Maybe you've recently perused a cocktail menu and noticed the many varieties of bitters in the lists of ingredients. Or perhaps you've noticed small bottles labeled "Angostura bitters" while browsing your local liquor store (the distinctive label that looks too big for the bottle might have caught your eye)? And maybe you're wondering, "What exactly is this mysterious ingredient, and does it belong in my home bar?"
What's In My Drink? Bitters (Watch the Video)
What Are Bitters?
Bitters are made from botanicals, like aromatic herbs, bark, roots, and fruit. These ingredients are infused into a flavorless alcohol base to create a potent flavoring. You know how you add salt to almost everything you cook for that extra flavor boost? That's sort of like what bitters do for cocktails.
Before Prohibition, bitters were used in all kinds of cocktails, but most brands disappeared when the U.S. cracked down on alcohol production. More recently, thanks to consumers' renewed interest in craft cocktails, bitters have been making a big-time comeback.
There are all different kinds of bitters. Digestive bitters are typically imbibed neat or with ice after a meal, aromatic bitters are made with botanicals like orange peel, and herbal bitters contain anything from tarragon to mint. There are even nut bitters, including coffee and chocolate varieties!
More on Aromatic Bitters
A Classic: Angostura Bitters
All the various bitters can be confusing, but a good place to start is with Angostura bitters. One of the most popular varieties of aromatic bitters, they date all the way back to the 19th century. Named after the town of Angostura in Venezuela (not after the angostura tree, which has medicinal bark) and invented by Johann Gottlieb Benjamin Siegert, Angostura bitters were originally intended to aid digestive problems and battle Venezuelan parasites.
Very few people — allegedly only five! — actually know the recipe for Angostura bitters. The secret formula is rumored to have more than 40 ingredients, collected in England and then shipped to Trinidad for production. The finished product is extremely concentrated, and Angostura bitters are a key ingredient in iconic drinks like the Old Fashioned and the Manhattan.

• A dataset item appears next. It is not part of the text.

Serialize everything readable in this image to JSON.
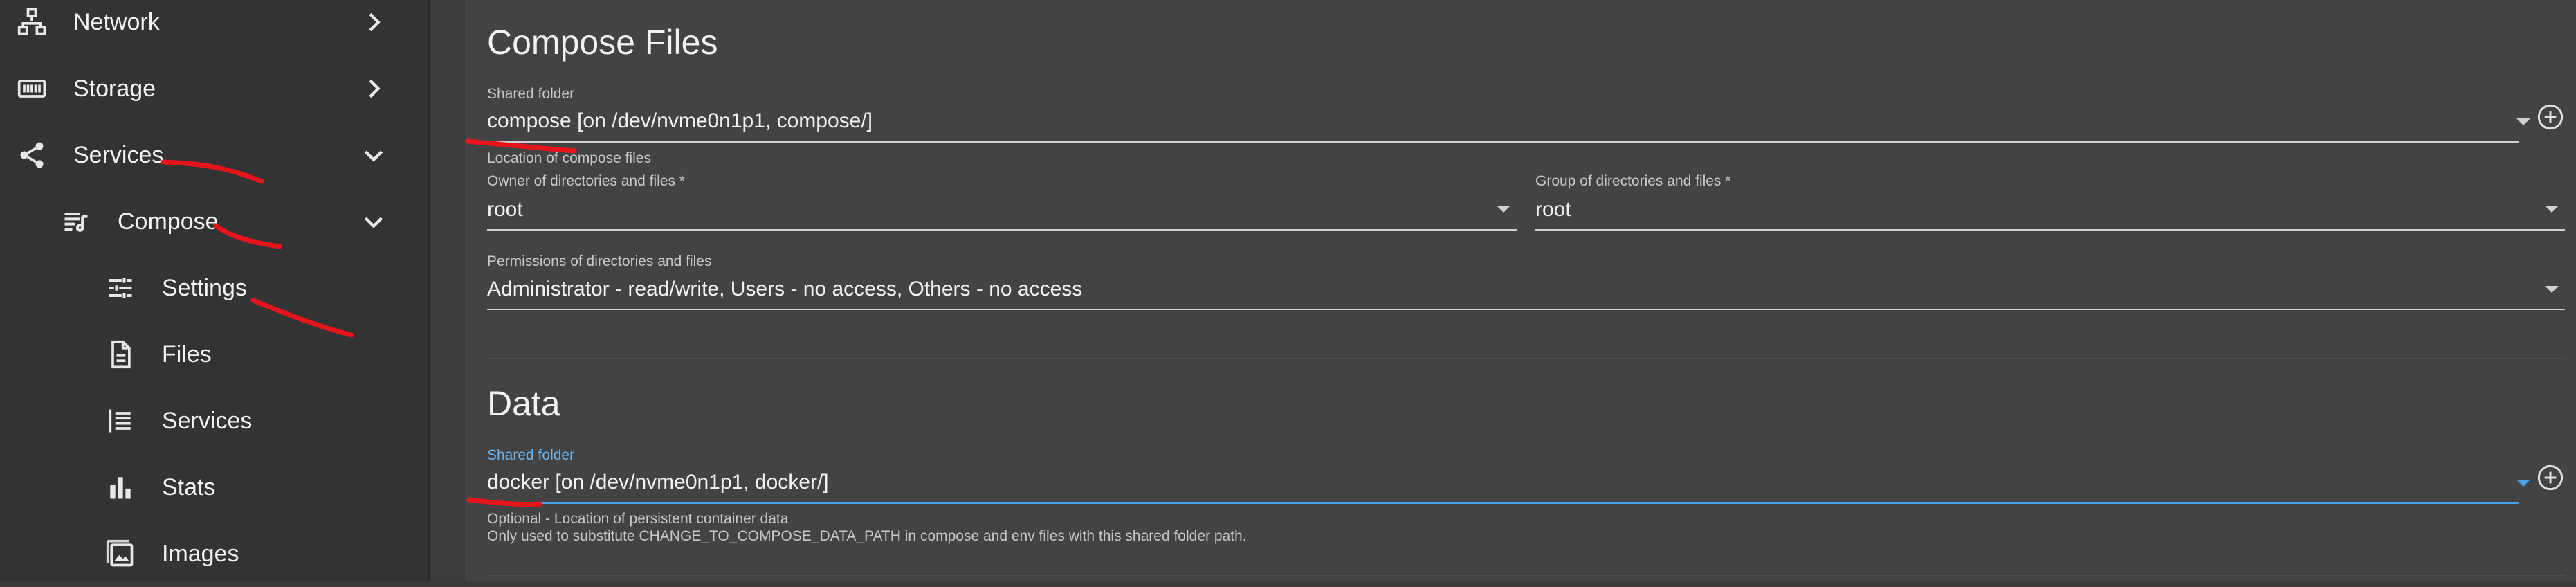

A Southern Staple: Peychaud's Bitters
Another well-known aromatic bitters is Peychaud's, a key ingredient in New Orleans's staple Sazerac cocktails. Compared to Angostura bitters, Peychaud's are are lighter, sweeter, and more floral than Angostura bitters.
Next Level: Make Your Own Bitters
Bitters are a relatively easy (and affordable) addition to your bar cart to take your mixology skills to the next level. But if you want to get really advanced, you could try making your own.